Mr. Trump’s two-for one executive order might be considered an application of behavioral economics to deal with an intractable dilemma. Tying the culling of old regulations to the imposition of new ones can be seen as a strategy for forcing regulators to overcome their inability to see problems created by past regulations that remain in force. The order might motivate them to divert time and energy away from their presumed enthusiasm for creating new regulations, using it to clean up the errors their predecessors left behind.

But translating this attentional device into good regulatory policy will be difficult if not impossible, because the issues intrinsic to regulation are so subtle.

As I argued with George Akerlof in a 2015 book, Phishing for Phools: The Economics of Manipulation and Deception, regulators must steer around a minefield of complex deceptions and subterfuges set up by special interests, distortions that become accepted as an everyday reality, to the detriment of consumers. Assuming a reflexive pro-business bias—assuming that businessmen can do no wrong and that regulations can be pared back mechanically—is inconsistent with making difficult judgments about subtle deceptions.

The United States has historically wavered in its views of regulation and we are in danger of taking a wild swing once again. In the 19th century, for example, they were minimal. The first major federal regulator, the Interstate Commerce Commission, was created in 1887 to control fares charged by railroads. It was the beginning of the Progressive movement, which favored increasing regulations to protect the interests of the general public, sometimes irking the wealthy elite.

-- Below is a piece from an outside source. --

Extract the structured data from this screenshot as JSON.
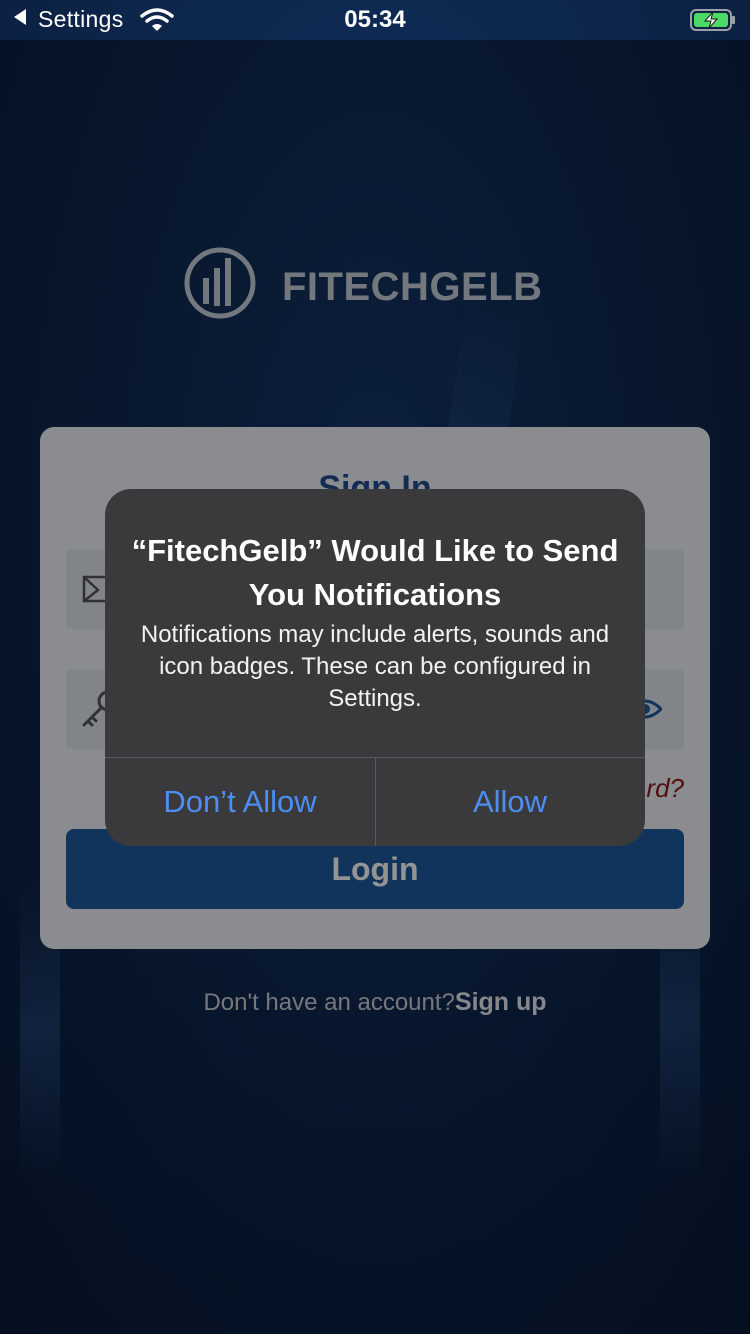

By the Roaring Twenties, during the presidency of Calvin Coolidge, Progressivism was in retreat and regulations were in disfavor. Mr. Coolidge generally opposed government intervention in the economy on libertarian grounds, and some of his policies have a certain resonance in the Trump era: After all, Coolidge cut taxes on high-income people; appointed a very wealthy man, Andrew Mellon, as Treasury secretary; and restricted immigration by region of origin.

In some respects, Coolidge was nothing like President Trump. Coolidge was a bland speaker, for example, who upheld decorum and traditional, even puritanical, values as the nation enjoyed a burst of personal and sexual liberation and extravagance. But he professed a faith in American business similar to that of the current president’s, a tendency to think that not only could business do no wrong, but also that businessmen were the only people who matter.

Coolidge, for example, spoke reassuringly about the burgeoning brokers’ loans that helped to fuel the stock market boom in the 1920s, and said that America’s business outlook was tremendous, building public confidence—until the crash came, and confidence collapsed.

There was a swing back to a much stronger regulatory regime in the 1930s, with far tighter controls over banks and securities firms, and we still benefit from many of those changes. After further zigzags, we are now facing what could be a dangerously anti-regulatory environment.

But we must remember that government needs to step in where private markets cannot function fairly on their own. Regulation is in the public interest in dozens of areas. Of course, we need to listen to aggrieved parties who feel that they are hurt by over-regulation and, when they have a good case, we should do something about it. But we shouldn’t make the mistake of abandoning trust in the good works of regulators.

The real solution to the problems that are the focus of the two-for-one rule is to provide better rewards, making government regulation a more attractive and respected career. The world is far too complex to make it possible to count up regulations meaningfully and impose a two-for-one rule.

Sterling Professor of Economics, Yale University